(DATA SUPPLIED)

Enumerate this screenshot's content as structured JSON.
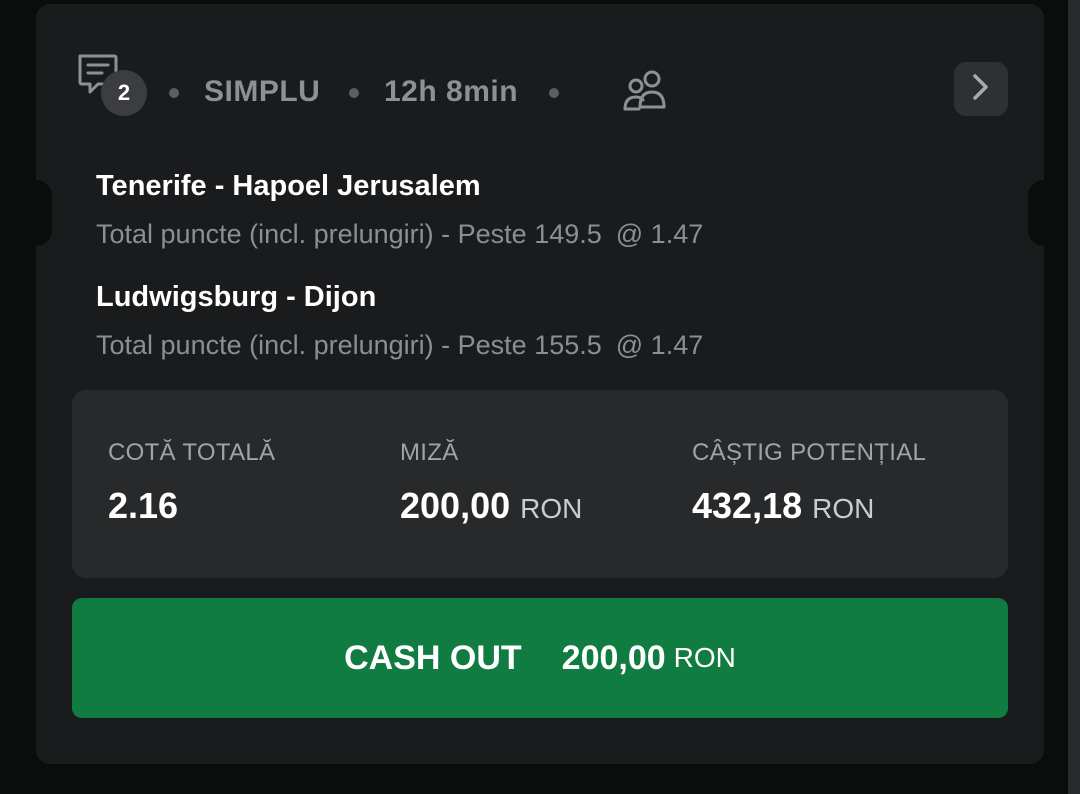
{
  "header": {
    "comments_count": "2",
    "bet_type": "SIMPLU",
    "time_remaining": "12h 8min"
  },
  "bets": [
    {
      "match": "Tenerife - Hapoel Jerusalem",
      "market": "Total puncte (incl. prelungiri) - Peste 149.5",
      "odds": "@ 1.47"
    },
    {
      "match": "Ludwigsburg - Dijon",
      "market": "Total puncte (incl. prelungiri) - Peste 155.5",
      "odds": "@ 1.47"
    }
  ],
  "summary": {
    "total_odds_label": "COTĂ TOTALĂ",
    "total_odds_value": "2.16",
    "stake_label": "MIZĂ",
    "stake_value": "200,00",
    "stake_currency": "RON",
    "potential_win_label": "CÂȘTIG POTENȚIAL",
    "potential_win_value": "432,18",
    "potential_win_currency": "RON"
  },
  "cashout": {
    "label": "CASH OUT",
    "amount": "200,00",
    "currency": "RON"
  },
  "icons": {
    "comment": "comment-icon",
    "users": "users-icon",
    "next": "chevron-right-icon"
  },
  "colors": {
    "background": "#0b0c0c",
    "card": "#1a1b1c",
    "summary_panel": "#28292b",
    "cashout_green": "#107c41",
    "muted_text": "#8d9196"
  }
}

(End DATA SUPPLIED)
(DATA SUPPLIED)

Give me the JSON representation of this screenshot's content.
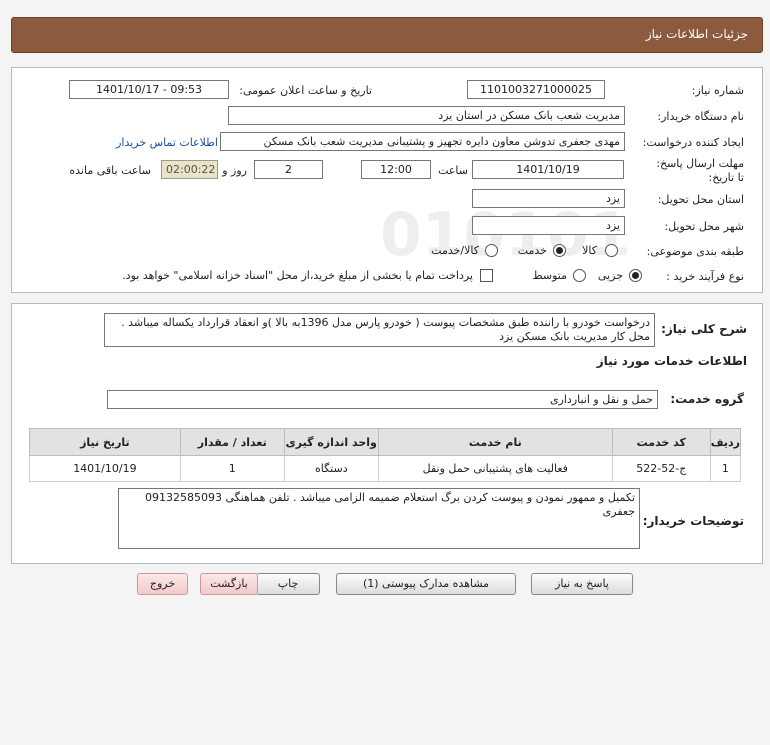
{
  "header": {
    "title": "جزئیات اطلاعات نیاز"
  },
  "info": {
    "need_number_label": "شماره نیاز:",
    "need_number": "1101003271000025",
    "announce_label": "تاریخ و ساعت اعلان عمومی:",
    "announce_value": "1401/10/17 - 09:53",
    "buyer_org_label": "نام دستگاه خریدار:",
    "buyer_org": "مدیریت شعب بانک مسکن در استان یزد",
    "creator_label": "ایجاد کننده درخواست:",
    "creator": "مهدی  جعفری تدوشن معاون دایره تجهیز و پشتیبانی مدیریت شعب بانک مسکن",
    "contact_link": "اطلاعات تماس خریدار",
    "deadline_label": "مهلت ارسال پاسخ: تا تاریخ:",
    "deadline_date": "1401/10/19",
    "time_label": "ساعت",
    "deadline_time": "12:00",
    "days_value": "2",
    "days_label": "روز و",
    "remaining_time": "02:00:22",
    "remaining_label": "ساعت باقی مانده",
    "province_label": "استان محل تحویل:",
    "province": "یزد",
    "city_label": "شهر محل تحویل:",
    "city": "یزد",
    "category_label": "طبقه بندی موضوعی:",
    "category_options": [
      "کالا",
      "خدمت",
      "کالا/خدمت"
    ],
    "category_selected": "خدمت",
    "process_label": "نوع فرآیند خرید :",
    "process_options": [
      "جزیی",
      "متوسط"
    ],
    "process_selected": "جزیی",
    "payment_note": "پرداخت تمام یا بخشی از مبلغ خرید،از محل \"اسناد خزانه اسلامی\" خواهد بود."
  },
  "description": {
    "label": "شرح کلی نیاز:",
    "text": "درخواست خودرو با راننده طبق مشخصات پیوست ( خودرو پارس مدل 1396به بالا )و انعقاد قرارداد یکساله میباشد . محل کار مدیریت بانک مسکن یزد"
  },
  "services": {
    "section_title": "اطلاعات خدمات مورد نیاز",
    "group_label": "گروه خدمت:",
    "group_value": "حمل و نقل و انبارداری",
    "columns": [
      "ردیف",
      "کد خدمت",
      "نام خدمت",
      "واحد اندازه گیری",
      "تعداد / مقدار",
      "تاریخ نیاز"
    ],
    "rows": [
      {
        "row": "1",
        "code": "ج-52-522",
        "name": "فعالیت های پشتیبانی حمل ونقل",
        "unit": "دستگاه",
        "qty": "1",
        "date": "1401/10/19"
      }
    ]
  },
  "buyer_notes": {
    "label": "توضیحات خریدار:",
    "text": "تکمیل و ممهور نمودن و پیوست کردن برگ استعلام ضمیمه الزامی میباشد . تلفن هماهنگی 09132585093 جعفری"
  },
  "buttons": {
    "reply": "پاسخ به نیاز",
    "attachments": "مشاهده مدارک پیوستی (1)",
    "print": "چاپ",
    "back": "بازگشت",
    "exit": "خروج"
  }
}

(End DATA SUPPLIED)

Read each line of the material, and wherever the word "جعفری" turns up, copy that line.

    "creator": "مهدی  جعفری تدوشن معاون دایره تجهیز و پشتیبانی مدیریت شعب بانک مسکن",
    "text": "تکمیل و ممهور نمودن و پیوست کردن برگ استعلام ضمیمه الزامی میباشد . تلفن هماهنگی 09132585093 جعفری"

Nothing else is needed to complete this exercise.